Turkey has revived its nuclear energy program after four decades of canceled projects. A deal has been brokered with Russia to build Turkey’s first nuclear powerplant on the Mediterranean coast, and talks have started with Japan and France regarding a second nuclear facility on the Black Sea.
In December, Russia’s state nuclear corporation Rosatom signed an agreement to construct four 1,200 MW VVER reactors totalling 4,800 MW in Akkuyu in the province of Mersin on Turkey’s southern coast.
The water-cooled, water-moderated energy reactors will be designed to withstand earthquakes of up to 6.5 on the Richter scale. The licensing process for that project has begun, and construction is likely to begin in 2013. The first unit is expected to come online in 2018, with the other three units to be commissioned in one-year intervals. Rosatom may also set up a facility to make nuclear fuel in Turkey.
Rosatom will build, operate and own the $20-billion nuclear plant, and have full control of the facilities and the right to sell the electricity that it generates. Sergei Kiriyenko, Rosatom’s director general, regards the agreement as a landmark that will shape future reactor deals.
The Russian government converted Rosatom from a ministry into a state corporation in 2007. It has partnered with Iran in the Bushehr nuclear powerplant.
Second Plant in the Works
Following the collapse of talks with South Korea in November regarding construction of a second nuclear facility, Turkey signed an agreement with Japan for cooperation in the area of nuclear energy on December 24.

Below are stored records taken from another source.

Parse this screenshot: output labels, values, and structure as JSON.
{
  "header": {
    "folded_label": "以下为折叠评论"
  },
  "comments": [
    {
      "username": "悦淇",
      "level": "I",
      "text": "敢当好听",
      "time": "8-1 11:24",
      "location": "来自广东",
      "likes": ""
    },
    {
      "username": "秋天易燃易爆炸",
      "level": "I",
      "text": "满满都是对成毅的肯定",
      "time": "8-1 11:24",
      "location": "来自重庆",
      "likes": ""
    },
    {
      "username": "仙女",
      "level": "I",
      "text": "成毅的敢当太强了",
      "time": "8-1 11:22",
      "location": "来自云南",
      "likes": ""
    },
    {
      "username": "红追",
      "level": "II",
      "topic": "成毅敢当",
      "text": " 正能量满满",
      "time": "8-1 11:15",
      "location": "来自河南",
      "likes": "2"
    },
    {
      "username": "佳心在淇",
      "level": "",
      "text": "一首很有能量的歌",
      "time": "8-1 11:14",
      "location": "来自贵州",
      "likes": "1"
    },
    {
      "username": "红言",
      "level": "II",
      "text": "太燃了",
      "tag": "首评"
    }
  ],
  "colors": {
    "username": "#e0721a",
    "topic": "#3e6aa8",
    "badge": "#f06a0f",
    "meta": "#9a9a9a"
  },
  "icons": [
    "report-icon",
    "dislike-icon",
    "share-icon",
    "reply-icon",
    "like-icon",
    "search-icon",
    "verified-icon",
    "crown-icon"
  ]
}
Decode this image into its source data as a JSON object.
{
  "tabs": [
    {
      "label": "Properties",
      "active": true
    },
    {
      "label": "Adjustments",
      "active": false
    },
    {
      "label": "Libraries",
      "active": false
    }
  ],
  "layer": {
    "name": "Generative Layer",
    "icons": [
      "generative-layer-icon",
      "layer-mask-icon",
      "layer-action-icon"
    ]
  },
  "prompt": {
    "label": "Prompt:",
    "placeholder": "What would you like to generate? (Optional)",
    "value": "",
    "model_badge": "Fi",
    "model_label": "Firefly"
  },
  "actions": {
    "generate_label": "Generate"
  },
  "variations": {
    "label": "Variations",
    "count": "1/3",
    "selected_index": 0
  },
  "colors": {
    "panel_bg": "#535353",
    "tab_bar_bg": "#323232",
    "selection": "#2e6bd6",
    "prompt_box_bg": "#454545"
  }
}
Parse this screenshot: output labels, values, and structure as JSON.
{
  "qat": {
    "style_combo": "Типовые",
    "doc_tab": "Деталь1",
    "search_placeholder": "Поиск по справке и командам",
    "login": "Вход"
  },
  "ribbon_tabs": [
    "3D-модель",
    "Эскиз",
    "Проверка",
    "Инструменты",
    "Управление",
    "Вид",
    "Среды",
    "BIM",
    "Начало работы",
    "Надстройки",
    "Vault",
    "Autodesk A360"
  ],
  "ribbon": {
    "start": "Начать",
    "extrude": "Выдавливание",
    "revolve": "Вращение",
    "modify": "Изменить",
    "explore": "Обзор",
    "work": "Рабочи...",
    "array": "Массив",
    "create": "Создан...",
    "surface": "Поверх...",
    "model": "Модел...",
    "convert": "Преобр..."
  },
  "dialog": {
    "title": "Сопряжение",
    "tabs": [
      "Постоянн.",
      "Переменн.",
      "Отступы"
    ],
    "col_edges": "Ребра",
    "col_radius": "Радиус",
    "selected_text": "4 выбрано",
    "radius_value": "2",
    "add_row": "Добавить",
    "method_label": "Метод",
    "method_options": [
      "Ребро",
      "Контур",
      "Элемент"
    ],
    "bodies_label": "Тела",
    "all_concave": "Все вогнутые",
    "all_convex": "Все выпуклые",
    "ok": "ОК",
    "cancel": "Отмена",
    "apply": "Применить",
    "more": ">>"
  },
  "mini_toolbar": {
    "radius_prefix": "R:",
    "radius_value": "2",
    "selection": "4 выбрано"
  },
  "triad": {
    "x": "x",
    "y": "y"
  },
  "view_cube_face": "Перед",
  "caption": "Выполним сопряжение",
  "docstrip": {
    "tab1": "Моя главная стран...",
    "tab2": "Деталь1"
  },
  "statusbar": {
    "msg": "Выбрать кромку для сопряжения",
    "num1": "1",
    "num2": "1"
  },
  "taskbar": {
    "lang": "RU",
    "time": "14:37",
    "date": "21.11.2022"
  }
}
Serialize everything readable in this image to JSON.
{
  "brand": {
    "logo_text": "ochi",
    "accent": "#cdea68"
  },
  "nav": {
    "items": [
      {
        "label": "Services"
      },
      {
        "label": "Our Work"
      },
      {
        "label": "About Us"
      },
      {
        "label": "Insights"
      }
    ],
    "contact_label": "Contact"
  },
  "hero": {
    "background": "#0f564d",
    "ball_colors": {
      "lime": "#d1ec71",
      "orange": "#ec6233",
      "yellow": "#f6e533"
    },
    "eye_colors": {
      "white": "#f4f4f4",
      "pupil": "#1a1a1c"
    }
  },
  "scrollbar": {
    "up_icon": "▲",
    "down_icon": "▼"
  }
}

The memorandum of understanding calls for Japanese firms to build a $20-billion nuclear facility in the province of Sinop on Turkey’s Black Sea coast using the most advanced technologies available. The Sinop plant, which would have four reactors and generating capacity of 5,600 MW, is targeted to start operating in 2019, according to Turkish government officials who expect to reach a deal with Japan by the end of March 2011.
Japan’s Toshiba Corp. has shown an interest in taking part in the construction. In early January, however, Turkey’s energy minister, Taner Yildiz, announced that French energy companies Areva, EDF and GDF Suez have submitted separate proposals for the construction of a nuclear powerplant and that preliminary talks have started with France, although negotiations with Japan have priority.
Turkey aims to generate between 5% to 10% of its energy needs from nuclear technology over the next decade in order to avoid increasing dependence on imported fuels. Currently Turkey imports 70% of its energy.
The Akkuyu plant has a long and checkered history of unsuccessful efforts by companies from around the world to secure a contract. The plant was first granted a site license in 1976, but it got no further despite several contracts. Lack of financing was the main obstacle.
In 2006, the government revived the project, pushing through necessary legislation a year later. A call for bids in 2008 attracted a sole Russian offer. The Russians persevered in the face of legal challenges, securing a deal last May.
Parliament ratified the agreement in July 2010, though the opposition Republican People’s Party has vowed to block the deal through the Constitutional Court.